▶ _TASK OBJECTIVE_
The answer must be an exact copy of every record below.

# # #

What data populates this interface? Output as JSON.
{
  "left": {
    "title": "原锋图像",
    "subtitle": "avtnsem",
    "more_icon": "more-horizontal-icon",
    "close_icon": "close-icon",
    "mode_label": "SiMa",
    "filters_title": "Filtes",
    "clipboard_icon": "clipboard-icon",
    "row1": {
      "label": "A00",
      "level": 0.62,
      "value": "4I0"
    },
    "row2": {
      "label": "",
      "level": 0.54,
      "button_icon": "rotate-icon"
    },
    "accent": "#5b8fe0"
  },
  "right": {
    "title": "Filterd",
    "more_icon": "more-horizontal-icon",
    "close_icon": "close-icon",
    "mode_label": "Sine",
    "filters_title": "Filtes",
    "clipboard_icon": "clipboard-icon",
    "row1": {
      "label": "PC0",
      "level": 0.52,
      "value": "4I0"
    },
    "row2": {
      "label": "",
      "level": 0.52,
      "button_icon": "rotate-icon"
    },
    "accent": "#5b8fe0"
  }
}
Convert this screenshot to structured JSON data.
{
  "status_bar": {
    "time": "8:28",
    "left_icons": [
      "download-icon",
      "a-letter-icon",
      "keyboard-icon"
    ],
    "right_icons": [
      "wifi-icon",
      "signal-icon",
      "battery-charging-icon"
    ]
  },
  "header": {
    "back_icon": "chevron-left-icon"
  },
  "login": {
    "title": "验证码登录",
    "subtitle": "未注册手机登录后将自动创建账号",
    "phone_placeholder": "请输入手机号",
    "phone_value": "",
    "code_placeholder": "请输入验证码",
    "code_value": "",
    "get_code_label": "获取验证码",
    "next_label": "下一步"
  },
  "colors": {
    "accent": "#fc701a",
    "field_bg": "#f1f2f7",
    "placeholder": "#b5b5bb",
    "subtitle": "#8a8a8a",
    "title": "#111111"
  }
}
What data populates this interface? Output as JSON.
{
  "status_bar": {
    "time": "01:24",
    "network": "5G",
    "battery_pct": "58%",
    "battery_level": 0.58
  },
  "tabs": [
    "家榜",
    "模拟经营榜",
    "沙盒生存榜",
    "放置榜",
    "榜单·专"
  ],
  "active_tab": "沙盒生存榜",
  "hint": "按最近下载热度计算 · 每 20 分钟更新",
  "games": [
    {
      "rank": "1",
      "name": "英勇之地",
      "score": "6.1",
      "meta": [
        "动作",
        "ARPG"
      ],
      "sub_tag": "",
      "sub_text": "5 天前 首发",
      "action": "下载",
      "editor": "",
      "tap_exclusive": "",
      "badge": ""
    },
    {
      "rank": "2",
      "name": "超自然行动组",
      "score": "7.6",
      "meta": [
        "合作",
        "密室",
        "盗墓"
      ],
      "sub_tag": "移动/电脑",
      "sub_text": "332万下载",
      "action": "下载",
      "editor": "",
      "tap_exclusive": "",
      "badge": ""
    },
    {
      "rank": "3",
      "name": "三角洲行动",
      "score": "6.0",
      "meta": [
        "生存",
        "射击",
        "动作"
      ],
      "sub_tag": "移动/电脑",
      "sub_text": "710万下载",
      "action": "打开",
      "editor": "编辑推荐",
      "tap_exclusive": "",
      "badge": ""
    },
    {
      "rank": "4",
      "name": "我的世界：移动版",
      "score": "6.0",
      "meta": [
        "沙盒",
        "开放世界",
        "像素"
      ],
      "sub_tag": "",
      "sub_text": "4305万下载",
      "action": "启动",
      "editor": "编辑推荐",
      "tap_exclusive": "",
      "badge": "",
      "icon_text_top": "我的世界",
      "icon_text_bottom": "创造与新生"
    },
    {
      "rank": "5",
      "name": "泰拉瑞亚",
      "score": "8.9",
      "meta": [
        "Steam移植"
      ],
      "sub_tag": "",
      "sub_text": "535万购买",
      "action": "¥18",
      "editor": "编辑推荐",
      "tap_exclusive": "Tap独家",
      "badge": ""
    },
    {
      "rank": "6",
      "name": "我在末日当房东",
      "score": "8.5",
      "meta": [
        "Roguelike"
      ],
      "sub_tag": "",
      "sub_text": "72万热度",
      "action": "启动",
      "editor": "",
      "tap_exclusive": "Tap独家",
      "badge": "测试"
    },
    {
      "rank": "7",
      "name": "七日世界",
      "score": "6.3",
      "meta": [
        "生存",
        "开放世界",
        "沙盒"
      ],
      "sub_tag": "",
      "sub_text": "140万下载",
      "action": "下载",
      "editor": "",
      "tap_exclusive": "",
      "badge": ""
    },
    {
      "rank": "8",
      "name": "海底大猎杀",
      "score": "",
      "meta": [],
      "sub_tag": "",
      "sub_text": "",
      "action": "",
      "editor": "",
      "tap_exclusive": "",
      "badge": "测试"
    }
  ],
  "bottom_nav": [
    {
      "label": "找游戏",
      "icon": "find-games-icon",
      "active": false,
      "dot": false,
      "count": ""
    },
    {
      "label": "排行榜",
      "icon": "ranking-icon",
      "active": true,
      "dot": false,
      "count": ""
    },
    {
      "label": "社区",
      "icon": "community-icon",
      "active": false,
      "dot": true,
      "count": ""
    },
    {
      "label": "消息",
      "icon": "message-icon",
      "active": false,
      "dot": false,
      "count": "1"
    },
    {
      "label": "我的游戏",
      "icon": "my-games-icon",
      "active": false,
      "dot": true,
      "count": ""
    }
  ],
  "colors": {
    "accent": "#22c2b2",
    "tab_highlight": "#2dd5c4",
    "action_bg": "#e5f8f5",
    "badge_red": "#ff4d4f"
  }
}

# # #

▶ _ANSWER FOR THIS EXERCISE_
What data populates this interface? Output as JSON.
{
  "left": {
    "title": "原锋图像",
    "subtitle": "avtnsem",
    "more_icon": "more-horizontal-icon",
    "close_icon": "close-icon",
    "mode_label": "SiMa",
    "filters_title": "Filtes",
    "clipboard_icon": "clipboard-icon",
    "row1": {
      "label": "A00",
      "level": 0.62,
      "value": "4I0"
    },
    "row2": {
      "label": "",
      "level": 0.54,
      "button_icon": "rotate-icon"
    },
    "accent": "#5b8fe0"
  },
  "right": {
    "title": "Filterd",
    "more_icon": "more-horizontal-icon",
    "close_icon": "close-icon",
    "mode_label": "Sine",
    "filters_title": "Filtes",
    "clipboard_icon": "clipboard-icon",
    "row1": {
      "label": "PC0",
      "level": 0.52,
      "value": "4I0"
    },
    "row2": {
      "label": "",
      "level": 0.52,
      "button_icon": "rotate-icon"
    },
    "accent": "#5b8fe0"
  }
}
Convert this screenshot to structured JSON data.
{
  "status_bar": {
    "time": "8:28",
    "left_icons": [
      "download-icon",
      "a-letter-icon",
      "keyboard-icon"
    ],
    "right_icons": [
      "wifi-icon",
      "signal-icon",
      "battery-charging-icon"
    ]
  },
  "header": {
    "back_icon": "chevron-left-icon"
  },
  "login": {
    "title": "验证码登录",
    "subtitle": "未注册手机登录后将自动创建账号",
    "phone_placeholder": "请输入手机号",
    "phone_value": "",
    "code_placeholder": "请输入验证码",
    "code_value": "",
    "get_code_label": "获取验证码",
    "next_label": "下一步"
  },
  "colors": {
    "accent": "#fc701a",
    "field_bg": "#f1f2f7",
    "placeholder": "#b5b5bb",
    "subtitle": "#8a8a8a",
    "title": "#111111"
  }
}
What data populates this interface? Output as JSON.
{
  "status_bar": {
    "time": "01:24",
    "network": "5G",
    "battery_pct": "58%",
    "battery_level": 0.58
  },
  "tabs": [
    "家榜",
    "模拟经营榜",
    "沙盒生存榜",
    "放置榜",
    "榜单·专"
  ],
  "active_tab": "沙盒生存榜",
  "hint": "按最近下载热度计算 · 每 20 分钟更新",
  "games": [
    {
      "rank": "1",
      "name": "英勇之地",
      "score": "6.1",
      "meta": [
        "动作",
        "ARPG"
      ],
      "sub_tag": "",
      "sub_text": "5 天前 首发",
      "action": "下载",
      "editor": "",
      "tap_exclusive": "",
      "badge": ""
    },
    {
      "rank": "2",
      "name": "超自然行动组",
      "score": "7.6",
      "meta": [
        "合作",
        "密室",
        "盗墓"
      ],
      "sub_tag": "移动/电脑",
      "sub_text": "332万下载",
      "action": "下载",
      "editor": "",
      "tap_exclusive": "",
      "badge": ""
    },
    {
      "rank": "3",
      "name": "三角洲行动",
      "score": "6.0",
      "meta": [
        "生存",
        "射击",
        "动作"
      ],
      "sub_tag": "移动/电脑",
      "sub_text": "710万下载",
      "action": "打开",
      "editor": "编辑推荐",
      "tap_exclusive": "",
      "badge": ""
    },
    {
      "rank": "4",
      "name": "我的世界：移动版",
      "score": "6.0",
      "meta": [
        "沙盒",
        "开放世界",
        "像素"
      ],
      "sub_tag": "",
      "sub_text": "4305万下载",
      "action": "启动",
      "editor": "编辑推荐",
      "tap_exclusive": "",
      "badge": "",
      "icon_text_top": "我的世界",
      "icon_text_bottom": "创造与新生"
    },
    {
      "rank": "5",
      "name": "泰拉瑞亚",
      "score": "8.9",
      "meta": [
        "Steam移植"
      ],
      "sub_tag": "",
      "sub_text": "535万购买",
      "action": "¥18",
      "editor": "编辑推荐",
      "tap_exclusive": "Tap独家",
      "badge": ""
    },
    {
      "rank": "6",
      "name": "我在末日当房东",
      "score": "8.5",
      "meta": [
        "Roguelike"
      ],
      "sub_tag": "",
      "sub_text": "72万热度",
      "action": "启动",
      "editor": "",
      "tap_exclusive": "Tap独家",
      "badge": "测试"
    },
    {
      "rank": "7",
      "name": "七日世界",
      "score": "6.3",
      "meta": [
        "生存",
        "开放世界",
        "沙盒"
      ],
      "sub_tag": "",
      "sub_text": "140万下载",
      "action": "下载",
      "editor": "",
      "tap_exclusive": "",
      "badge": ""
    },
    {
      "rank": "8",
      "name": "海底大猎杀",
      "score": "",
      "meta": [],
      "sub_tag": "",
      "sub_text": "",
      "action": "",
      "editor": "",
      "tap_exclusive": "",
      "badge": "测试"
    }
  ],
  "bottom_nav": [
    {
      "label": "找游戏",
      "icon": "find-games-icon",
      "active": false,
      "dot": false,
      "count": ""
    },
    {
      "label": "排行榜",
      "icon": "ranking-icon",
      "active": true,
      "dot": false,
      "count": ""
    },
    {
      "label": "社区",
      "icon": "community-icon",
      "active": false,
      "dot": true,
      "count": ""
    },
    {
      "label": "消息",
      "icon": "message-icon",
      "active": false,
      "dot": false,
      "count": "1"
    },
    {
      "label": "我的游戏",
      "icon": "my-games-icon",
      "active": false,
      "dot": true,
      "count": ""
    }
  ],
  "colors": {
    "accent": "#22c2b2",
    "tab_highlight": "#2dd5c4",
    "action_bg": "#e5f8f5",
    "badge_red": "#ff4d4f"
  }
}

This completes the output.